It was a little anticlimactic, Bryan Polite, the Shinnecock Nation’s tribal chairman, admitted last Thursday afternoon, February 11, as he and a handful of onlookers gathered on the westbound side of Route 27 to watch work crews put the finishing touches on the second of two digital billboards the tribe has erected on either side of the main thoroughfare to the East End.
There were no speeches, and no applause as the sign was illuminated at about 4 p.m. — in defiance of the New York State Department of Transportation, which had issued stop-work orders threatening the tribe with $1,000 daily fines if it proceeded with the work.
This week, Joseph Morrissey, a spokesman for the state Department of Transportation, said because the billboards are on the state’s right of way, they are “in direct violation of federal and state law.”
Furthermore, he said the signs pose a safety risk because no engineering work had been done and there are no barriers in place to prevent motorists from leaving the roadway and striking the signs.
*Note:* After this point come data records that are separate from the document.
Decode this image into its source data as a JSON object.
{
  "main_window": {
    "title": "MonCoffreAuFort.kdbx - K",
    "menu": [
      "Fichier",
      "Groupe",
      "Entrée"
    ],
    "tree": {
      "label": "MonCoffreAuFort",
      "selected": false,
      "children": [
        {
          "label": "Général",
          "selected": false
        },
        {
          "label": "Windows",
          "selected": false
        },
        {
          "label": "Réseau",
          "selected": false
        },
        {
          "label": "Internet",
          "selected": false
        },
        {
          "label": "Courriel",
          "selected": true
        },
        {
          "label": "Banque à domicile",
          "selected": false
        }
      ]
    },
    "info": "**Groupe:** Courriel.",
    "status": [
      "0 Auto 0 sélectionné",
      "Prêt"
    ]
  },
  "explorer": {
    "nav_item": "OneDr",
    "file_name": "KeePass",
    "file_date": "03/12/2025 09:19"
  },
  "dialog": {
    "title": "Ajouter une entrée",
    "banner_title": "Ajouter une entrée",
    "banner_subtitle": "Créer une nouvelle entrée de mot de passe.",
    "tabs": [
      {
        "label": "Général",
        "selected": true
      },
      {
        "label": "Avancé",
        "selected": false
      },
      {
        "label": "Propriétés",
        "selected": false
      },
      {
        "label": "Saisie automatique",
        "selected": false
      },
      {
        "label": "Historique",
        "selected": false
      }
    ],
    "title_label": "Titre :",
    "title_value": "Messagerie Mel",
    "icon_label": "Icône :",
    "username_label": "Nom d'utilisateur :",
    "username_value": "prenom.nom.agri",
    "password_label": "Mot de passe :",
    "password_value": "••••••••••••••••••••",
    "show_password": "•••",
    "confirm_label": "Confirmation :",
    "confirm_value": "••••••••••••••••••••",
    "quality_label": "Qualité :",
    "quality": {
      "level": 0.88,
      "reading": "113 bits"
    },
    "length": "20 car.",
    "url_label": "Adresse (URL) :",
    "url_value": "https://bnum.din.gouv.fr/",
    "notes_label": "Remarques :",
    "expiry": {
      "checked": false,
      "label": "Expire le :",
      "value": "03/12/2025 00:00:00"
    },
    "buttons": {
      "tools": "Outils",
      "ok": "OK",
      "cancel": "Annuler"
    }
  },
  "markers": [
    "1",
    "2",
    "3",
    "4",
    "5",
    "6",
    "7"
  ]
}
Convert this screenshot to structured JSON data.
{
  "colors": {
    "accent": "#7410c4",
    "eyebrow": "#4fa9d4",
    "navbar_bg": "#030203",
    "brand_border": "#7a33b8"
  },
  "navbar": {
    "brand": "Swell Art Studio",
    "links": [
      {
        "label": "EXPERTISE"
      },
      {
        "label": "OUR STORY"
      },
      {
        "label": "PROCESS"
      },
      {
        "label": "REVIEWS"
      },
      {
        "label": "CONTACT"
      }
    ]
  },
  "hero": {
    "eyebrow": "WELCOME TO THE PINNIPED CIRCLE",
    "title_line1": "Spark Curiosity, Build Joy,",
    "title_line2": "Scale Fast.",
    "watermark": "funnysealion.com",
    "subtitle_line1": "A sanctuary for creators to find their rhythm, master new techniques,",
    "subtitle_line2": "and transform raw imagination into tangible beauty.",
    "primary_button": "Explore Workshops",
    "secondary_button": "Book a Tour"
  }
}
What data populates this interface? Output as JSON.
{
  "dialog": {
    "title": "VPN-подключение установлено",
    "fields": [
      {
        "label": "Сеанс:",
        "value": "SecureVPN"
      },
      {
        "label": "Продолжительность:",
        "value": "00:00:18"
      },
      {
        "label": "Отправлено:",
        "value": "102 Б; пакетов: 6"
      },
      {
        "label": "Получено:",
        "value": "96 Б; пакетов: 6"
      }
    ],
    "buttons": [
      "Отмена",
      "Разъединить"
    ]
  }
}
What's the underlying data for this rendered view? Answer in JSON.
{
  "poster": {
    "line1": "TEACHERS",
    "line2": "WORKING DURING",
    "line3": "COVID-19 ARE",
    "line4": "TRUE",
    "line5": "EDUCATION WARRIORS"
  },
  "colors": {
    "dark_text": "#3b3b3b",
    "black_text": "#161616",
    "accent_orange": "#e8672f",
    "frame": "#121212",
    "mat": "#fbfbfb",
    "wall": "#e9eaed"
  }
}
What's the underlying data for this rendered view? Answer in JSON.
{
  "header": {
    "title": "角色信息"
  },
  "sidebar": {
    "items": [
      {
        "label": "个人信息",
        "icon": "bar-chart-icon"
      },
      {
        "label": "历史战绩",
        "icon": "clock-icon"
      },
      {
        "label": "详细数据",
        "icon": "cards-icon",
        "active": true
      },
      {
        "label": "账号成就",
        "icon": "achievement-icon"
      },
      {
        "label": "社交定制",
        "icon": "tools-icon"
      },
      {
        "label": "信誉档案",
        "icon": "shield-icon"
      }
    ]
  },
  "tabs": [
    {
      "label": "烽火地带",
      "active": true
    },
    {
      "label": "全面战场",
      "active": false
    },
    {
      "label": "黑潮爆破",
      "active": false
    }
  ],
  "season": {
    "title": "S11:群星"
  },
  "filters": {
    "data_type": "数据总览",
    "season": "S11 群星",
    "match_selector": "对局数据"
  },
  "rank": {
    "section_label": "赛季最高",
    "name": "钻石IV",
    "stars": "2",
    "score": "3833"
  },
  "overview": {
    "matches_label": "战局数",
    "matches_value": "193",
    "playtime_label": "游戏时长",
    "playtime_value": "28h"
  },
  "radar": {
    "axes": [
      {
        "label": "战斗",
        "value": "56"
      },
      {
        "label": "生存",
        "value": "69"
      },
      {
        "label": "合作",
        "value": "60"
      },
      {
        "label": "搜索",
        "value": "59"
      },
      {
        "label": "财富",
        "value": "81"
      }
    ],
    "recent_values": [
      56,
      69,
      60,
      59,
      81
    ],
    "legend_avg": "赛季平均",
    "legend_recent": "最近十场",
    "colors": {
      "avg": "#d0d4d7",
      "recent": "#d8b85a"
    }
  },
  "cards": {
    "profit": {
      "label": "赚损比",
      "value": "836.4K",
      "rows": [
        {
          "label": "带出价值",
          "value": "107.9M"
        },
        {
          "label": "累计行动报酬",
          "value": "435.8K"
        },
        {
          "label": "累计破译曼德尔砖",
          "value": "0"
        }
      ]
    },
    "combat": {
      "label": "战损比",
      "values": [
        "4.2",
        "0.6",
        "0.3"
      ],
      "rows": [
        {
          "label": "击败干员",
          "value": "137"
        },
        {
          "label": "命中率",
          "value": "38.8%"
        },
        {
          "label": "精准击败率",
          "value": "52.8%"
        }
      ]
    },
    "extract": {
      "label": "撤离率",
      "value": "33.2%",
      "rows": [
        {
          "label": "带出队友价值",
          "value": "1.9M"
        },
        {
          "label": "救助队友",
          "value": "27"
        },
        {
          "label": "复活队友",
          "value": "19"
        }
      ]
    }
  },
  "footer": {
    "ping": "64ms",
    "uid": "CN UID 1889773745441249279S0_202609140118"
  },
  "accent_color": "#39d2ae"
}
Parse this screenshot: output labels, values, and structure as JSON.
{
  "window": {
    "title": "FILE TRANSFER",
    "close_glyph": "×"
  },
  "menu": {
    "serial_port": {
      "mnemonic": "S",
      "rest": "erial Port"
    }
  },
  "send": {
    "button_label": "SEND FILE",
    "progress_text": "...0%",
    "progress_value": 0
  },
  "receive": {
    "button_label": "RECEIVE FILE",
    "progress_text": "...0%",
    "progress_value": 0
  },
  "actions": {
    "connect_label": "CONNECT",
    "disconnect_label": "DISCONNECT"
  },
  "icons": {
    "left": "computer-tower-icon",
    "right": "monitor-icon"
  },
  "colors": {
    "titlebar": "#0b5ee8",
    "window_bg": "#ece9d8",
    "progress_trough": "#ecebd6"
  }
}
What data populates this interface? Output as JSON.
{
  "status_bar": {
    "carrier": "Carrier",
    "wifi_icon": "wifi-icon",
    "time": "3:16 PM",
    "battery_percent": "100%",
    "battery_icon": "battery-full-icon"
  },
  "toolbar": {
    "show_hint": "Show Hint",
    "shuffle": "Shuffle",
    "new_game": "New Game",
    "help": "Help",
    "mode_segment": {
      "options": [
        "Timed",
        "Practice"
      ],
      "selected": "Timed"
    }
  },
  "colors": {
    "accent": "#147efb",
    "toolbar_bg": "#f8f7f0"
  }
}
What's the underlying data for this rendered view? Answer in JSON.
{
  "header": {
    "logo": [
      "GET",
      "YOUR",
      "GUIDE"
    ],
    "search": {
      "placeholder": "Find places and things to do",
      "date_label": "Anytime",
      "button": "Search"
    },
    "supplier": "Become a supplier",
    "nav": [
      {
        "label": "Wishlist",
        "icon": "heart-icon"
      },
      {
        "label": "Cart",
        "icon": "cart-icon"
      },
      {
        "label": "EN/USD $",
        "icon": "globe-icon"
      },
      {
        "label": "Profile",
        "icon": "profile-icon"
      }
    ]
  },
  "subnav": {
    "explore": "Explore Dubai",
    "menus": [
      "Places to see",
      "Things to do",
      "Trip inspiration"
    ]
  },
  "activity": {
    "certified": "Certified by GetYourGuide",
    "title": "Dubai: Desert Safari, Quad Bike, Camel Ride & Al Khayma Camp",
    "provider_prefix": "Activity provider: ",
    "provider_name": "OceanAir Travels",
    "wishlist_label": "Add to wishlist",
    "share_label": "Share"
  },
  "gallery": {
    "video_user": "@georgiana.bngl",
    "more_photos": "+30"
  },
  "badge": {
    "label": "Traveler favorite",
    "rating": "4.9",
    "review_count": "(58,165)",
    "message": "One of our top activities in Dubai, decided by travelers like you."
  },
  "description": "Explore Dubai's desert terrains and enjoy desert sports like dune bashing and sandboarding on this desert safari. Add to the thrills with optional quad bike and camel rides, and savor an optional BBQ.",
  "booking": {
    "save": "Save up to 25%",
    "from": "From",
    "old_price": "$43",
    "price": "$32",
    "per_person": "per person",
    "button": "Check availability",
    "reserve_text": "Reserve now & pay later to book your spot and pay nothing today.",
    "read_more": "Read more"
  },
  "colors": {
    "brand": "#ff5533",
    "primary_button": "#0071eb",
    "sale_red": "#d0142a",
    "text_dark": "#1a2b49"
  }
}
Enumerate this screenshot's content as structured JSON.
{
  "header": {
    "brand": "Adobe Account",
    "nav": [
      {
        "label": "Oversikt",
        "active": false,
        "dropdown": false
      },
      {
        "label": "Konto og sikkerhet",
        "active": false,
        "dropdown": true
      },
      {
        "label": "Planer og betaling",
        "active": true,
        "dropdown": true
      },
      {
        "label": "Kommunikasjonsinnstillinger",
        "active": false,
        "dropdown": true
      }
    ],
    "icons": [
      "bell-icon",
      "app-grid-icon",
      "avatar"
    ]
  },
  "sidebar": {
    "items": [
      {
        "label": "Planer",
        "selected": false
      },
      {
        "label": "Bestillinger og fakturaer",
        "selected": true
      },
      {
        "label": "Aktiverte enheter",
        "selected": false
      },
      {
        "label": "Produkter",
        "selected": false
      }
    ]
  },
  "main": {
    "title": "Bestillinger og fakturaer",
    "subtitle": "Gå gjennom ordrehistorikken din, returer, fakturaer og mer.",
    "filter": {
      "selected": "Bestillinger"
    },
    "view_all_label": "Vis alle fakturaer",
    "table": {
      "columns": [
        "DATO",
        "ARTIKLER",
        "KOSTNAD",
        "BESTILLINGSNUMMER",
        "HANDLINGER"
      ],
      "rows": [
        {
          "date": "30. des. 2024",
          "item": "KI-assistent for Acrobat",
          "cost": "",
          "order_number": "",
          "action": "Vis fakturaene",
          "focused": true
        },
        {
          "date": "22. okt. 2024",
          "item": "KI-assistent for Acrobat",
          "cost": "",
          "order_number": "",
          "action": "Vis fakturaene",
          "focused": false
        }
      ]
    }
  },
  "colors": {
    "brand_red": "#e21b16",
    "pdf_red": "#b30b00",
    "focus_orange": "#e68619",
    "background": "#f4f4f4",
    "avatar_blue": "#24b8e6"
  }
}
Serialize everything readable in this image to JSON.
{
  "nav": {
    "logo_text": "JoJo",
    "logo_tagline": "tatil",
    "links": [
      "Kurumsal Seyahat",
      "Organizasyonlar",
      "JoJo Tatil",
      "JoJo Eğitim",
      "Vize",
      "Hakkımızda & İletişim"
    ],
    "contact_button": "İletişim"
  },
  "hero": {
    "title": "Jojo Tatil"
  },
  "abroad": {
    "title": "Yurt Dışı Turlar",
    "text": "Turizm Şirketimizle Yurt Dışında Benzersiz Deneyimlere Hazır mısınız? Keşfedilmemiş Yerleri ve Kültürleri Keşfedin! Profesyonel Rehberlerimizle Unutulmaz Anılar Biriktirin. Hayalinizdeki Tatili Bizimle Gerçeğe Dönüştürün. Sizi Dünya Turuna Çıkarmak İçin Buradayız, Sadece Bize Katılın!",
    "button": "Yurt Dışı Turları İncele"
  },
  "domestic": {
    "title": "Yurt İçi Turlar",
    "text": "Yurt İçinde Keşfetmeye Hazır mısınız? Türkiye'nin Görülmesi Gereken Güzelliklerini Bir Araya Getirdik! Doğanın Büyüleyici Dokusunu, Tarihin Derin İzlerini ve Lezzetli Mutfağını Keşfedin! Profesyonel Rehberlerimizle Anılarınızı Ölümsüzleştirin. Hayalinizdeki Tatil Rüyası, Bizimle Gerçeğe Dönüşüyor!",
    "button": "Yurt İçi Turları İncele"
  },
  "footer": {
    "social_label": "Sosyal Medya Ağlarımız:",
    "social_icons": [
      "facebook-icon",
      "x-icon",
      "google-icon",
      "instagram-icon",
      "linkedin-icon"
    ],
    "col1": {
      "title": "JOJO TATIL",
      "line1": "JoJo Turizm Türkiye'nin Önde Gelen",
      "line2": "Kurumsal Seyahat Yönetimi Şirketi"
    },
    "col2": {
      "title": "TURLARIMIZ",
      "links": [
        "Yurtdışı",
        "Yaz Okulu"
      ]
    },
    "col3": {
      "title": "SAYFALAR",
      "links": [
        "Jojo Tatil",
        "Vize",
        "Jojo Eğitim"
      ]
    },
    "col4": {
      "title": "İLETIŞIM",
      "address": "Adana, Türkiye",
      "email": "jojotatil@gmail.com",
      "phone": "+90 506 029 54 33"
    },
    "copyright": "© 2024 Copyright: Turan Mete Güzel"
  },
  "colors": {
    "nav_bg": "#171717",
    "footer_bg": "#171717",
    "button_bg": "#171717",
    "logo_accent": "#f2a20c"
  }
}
“We will continue to pursue legal remedies, including the pending litigation, to protect New Yorkers’ health and safety,” he said.
The first panels to appear on the digital display were three underwritten by Pink Floyd co-founder Roger Waters, who has lent his name to the tribe’s efforts to beat back the state’s opposition to the signs that double as monuments informing travelers they are entering or leaving the Shinnecock Territory.
Bright green, blue, and red panels announce: “Welcome to the East End of Long Island,” “Join the Shinnecock Nation,” and “Love, Protect and Share This Land.”
Plans for a full-scale ceremony to mark the occasion had to be put on hold, Mr. Polite said, in part because two members of the tribe, Wayne Crippen and Eddie Gumbs, had died this week. “There is too much loss on our minds,” he said.
Nonetheless, he added, “It’s a good day for the Shinnecock Nation, a good day because of our resiliency.”
Mr. Polite said besides generating much needed revenue for the tribe, the monuments are educational because they inform motorists they are crossing over the Shinnecock Territory. “A lot of people don’t even know we exist,” he said.
Similarly, Mr. Polite said he welcomed Mr. Waters’s involvement because it helped raise the tribe’s profile. “The more people learn about our history, the more they learn about the injustices we face, the better,” he said. “Knowledge is important.”